## WHAT THE EXERCISE ASKS
Locate the word "true" in the entries below, then gather every line that holds it.

## RECORDS PROVIDED
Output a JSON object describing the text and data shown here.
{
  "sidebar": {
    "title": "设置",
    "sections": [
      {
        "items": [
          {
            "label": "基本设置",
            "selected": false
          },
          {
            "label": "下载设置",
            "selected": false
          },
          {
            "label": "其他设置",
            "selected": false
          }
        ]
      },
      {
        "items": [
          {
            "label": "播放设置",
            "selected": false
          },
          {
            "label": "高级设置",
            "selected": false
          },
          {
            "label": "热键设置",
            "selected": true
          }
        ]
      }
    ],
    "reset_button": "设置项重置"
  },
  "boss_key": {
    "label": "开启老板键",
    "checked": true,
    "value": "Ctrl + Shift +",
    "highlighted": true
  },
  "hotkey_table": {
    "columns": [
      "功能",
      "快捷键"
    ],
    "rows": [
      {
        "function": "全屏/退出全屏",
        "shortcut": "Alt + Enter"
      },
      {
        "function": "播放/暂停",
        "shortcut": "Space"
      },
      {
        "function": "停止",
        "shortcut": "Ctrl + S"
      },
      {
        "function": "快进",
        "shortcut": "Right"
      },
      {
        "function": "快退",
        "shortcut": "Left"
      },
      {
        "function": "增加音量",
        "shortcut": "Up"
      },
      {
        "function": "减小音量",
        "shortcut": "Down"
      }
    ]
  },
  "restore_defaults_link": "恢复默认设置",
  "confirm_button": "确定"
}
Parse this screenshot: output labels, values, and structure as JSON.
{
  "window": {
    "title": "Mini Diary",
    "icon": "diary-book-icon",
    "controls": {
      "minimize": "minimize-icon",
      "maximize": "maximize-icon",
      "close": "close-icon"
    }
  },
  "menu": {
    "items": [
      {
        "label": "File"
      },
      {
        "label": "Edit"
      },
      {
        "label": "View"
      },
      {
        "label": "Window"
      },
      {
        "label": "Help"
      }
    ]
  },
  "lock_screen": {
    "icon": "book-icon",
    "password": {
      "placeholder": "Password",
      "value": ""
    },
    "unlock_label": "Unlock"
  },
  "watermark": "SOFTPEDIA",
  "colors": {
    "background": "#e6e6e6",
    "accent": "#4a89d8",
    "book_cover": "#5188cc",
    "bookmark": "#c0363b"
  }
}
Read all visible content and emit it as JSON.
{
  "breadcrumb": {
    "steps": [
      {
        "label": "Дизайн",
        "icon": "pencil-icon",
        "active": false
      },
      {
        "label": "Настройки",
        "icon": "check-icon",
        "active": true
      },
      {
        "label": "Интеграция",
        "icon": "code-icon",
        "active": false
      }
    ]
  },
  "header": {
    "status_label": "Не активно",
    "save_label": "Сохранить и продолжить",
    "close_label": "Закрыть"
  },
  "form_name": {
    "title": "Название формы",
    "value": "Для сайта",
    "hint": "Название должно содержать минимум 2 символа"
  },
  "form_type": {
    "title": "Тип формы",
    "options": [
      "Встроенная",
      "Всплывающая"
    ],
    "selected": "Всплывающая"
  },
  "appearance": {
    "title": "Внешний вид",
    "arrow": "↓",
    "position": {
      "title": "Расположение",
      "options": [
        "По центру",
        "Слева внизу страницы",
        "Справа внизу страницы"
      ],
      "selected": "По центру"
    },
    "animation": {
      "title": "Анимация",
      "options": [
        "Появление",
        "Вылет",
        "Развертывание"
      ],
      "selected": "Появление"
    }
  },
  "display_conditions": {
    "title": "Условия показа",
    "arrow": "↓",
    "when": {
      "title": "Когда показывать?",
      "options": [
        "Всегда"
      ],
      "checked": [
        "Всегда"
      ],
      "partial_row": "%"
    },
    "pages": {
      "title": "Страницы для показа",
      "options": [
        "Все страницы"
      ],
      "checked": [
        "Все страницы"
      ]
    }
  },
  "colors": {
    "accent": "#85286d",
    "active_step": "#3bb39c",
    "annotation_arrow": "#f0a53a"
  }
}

## RESPONSE
            "selected": true
    "checked": true,
    "highlighted": true
        "active": true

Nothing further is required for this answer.